Exercise description => Exact reproduction of all the entries is required, without any of their pictures.

Items listed in a dataset =>
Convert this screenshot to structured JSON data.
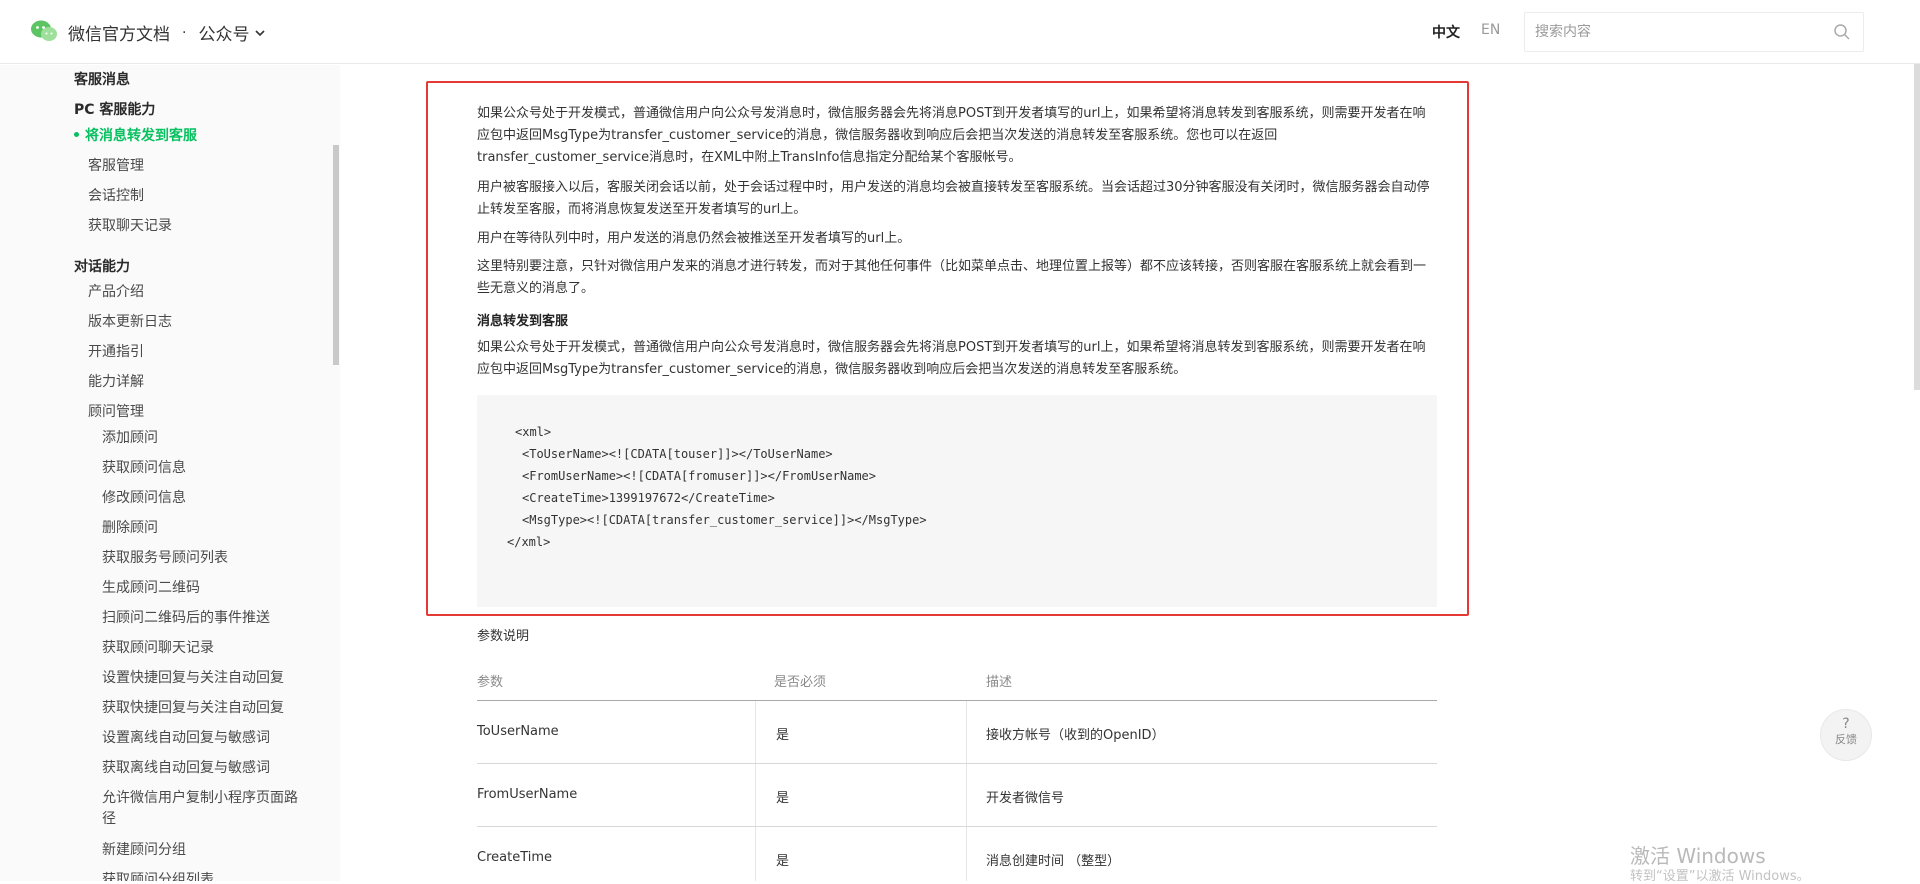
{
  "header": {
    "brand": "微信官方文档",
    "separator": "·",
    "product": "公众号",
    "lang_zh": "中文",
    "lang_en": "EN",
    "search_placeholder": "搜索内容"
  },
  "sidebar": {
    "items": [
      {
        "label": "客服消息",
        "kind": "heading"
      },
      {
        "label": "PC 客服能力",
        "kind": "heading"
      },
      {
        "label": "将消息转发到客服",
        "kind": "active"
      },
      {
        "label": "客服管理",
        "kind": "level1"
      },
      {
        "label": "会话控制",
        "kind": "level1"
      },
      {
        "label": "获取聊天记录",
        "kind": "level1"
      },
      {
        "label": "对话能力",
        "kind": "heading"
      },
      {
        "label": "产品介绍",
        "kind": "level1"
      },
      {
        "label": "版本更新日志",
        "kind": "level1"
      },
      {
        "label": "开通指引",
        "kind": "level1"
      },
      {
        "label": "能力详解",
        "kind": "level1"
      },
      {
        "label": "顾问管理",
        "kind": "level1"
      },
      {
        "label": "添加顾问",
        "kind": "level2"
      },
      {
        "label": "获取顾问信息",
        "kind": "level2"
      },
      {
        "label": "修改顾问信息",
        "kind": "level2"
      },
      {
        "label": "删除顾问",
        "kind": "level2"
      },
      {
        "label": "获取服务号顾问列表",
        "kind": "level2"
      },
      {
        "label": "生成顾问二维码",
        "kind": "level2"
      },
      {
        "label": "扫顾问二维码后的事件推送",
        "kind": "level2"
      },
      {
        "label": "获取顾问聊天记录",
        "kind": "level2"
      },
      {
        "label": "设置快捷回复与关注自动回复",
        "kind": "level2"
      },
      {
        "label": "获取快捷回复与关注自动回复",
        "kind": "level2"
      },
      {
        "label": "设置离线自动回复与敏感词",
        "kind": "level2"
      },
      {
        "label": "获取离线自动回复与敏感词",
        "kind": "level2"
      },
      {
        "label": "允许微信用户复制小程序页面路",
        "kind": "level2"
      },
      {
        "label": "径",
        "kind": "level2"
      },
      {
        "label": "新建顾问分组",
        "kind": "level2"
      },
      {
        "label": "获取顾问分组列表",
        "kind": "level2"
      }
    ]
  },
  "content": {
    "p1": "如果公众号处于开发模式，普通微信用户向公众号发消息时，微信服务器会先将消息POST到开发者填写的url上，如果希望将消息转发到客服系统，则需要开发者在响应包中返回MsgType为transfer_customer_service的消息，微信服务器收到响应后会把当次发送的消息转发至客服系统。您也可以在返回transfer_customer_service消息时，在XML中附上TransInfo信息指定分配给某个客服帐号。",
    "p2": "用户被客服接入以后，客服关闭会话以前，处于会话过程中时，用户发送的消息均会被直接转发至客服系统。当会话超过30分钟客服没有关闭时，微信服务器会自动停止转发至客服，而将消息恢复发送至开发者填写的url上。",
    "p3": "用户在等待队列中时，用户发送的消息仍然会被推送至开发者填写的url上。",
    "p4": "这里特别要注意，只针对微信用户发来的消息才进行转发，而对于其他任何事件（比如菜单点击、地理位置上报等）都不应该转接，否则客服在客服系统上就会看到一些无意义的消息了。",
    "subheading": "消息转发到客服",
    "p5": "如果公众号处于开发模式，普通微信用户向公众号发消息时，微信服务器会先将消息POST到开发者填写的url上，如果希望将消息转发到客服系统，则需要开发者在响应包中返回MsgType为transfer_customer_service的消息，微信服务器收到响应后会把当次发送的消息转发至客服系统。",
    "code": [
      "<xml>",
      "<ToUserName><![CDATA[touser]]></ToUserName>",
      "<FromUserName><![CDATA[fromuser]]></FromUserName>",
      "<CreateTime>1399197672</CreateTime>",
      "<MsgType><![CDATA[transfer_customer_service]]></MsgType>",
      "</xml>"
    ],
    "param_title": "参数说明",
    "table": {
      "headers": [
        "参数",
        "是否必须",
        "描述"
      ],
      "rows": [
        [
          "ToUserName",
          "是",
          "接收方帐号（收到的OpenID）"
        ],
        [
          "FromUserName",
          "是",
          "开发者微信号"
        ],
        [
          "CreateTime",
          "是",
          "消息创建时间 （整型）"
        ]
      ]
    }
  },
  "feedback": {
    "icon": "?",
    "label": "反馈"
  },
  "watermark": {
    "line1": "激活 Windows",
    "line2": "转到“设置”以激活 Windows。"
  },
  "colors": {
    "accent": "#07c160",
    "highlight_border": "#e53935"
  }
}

Answer box =>
Convert this screenshot to structured JSON data.
{
  "header": {
    "brand": "微信官方文档",
    "separator": "·",
    "product": "公众号",
    "lang_zh": "中文",
    "lang_en": "EN",
    "search_placeholder": "搜索内容"
  },
  "sidebar": {
    "items": [
      {
        "label": "客服消息",
        "kind": "heading"
      },
      {
        "label": "PC 客服能力",
        "kind": "heading"
      },
      {
        "label": "将消息转发到客服",
        "kind": "active"
      },
      {
        "label": "客服管理",
        "kind": "level1"
      },
      {
        "label": "会话控制",
        "kind": "level1"
      },
      {
        "label": "获取聊天记录",
        "kind": "level1"
      },
      {
        "label": "对话能力",
        "kind": "heading"
      },
      {
        "label": "产品介绍",
        "kind": "level1"
      },
      {
        "label": "版本更新日志",
        "kind": "level1"
      },
      {
        "label": "开通指引",
        "kind": "level1"
      },
      {
        "label": "能力详解",
        "kind": "level1"
      },
      {
        "label": "顾问管理",
        "kind": "level1"
      },
      {
        "label": "添加顾问",
        "kind": "level2"
      },
      {
        "label": "获取顾问信息",
        "kind": "level2"
      },
      {
        "label": "修改顾问信息",
        "kind": "level2"
      },
      {
        "label": "删除顾问",
        "kind": "level2"
      },
      {
        "label": "获取服务号顾问列表",
        "kind": "level2"
      },
      {
        "label": "生成顾问二维码",
        "kind": "level2"
      },
      {
        "label": "扫顾问二维码后的事件推送",
        "kind": "level2"
      },
      {
        "label": "获取顾问聊天记录",
        "kind": "level2"
      },
      {
        "label": "设置快捷回复与关注自动回复",
        "kind": "level2"
      },
      {
        "label": "获取快捷回复与关注自动回复",
        "kind": "level2"
      },
      {
        "label": "设置离线自动回复与敏感词",
        "kind": "level2"
      },
      {
        "label": "获取离线自动回复与敏感词",
        "kind": "level2"
      },
      {
        "label": "允许微信用户复制小程序页面路",
        "kind": "level2"
      },
      {
        "label": "径",
        "kind": "level2"
      },
      {
        "label": "新建顾问分组",
        "kind": "level2"
      },
      {
        "label": "获取顾问分组列表",
        "kind": "level2"
      }
    ]
  },
  "content": {
    "p1": "如果公众号处于开发模式，普通微信用户向公众号发消息时，微信服务器会先将消息POST到开发者填写的url上，如果希望将消息转发到客服系统，则需要开发者在响应包中返回MsgType为transfer_customer_service的消息，微信服务器收到响应后会把当次发送的消息转发至客服系统。您也可以在返回transfer_customer_service消息时，在XML中附上TransInfo信息指定分配给某个客服帐号。",
    "p2": "用户被客服接入以后，客服关闭会话以前，处于会话过程中时，用户发送的消息均会被直接转发至客服系统。当会话超过30分钟客服没有关闭时，微信服务器会自动停止转发至客服，而将消息恢复发送至开发者填写的url上。",
    "p3": "用户在等待队列中时，用户发送的消息仍然会被推送至开发者填写的url上。",
    "p4": "这里特别要注意，只针对微信用户发来的消息才进行转发，而对于其他任何事件（比如菜单点击、地理位置上报等）都不应该转接，否则客服在客服系统上就会看到一些无意义的消息了。",
    "subheading": "消息转发到客服",
    "p5": "如果公众号处于开发模式，普通微信用户向公众号发消息时，微信服务器会先将消息POST到开发者填写的url上，如果希望将消息转发到客服系统，则需要开发者在响应包中返回MsgType为transfer_customer_service的消息，微信服务器收到响应后会把当次发送的消息转发至客服系统。",
    "code": [
      "<xml>",
      "<ToUserName><![CDATA[touser]]></ToUserName>",
      "<FromUserName><![CDATA[fromuser]]></FromUserName>",
      "<CreateTime>1399197672</CreateTime>",
      "<MsgType><![CDATA[transfer_customer_service]]></MsgType>",
      "</xml>"
    ],
    "param_title": "参数说明",
    "table": {
      "headers": [
        "参数",
        "是否必须",
        "描述"
      ],
      "rows": [
        [
          "ToUserName",
          "是",
          "接收方帐号（收到的OpenID）"
        ],
        [
          "FromUserName",
          "是",
          "开发者微信号"
        ],
        [
          "CreateTime",
          "是",
          "消息创建时间 （整型）"
        ]
      ]
    }
  },
  "feedback": {
    "icon": "?",
    "label": "反馈"
  },
  "watermark": {
    "line1": "激活 Windows",
    "line2": "转到“设置”以激活 Windows。"
  },
  "colors": {
    "accent": "#07c160",
    "highlight_border": "#e53935"
  }
}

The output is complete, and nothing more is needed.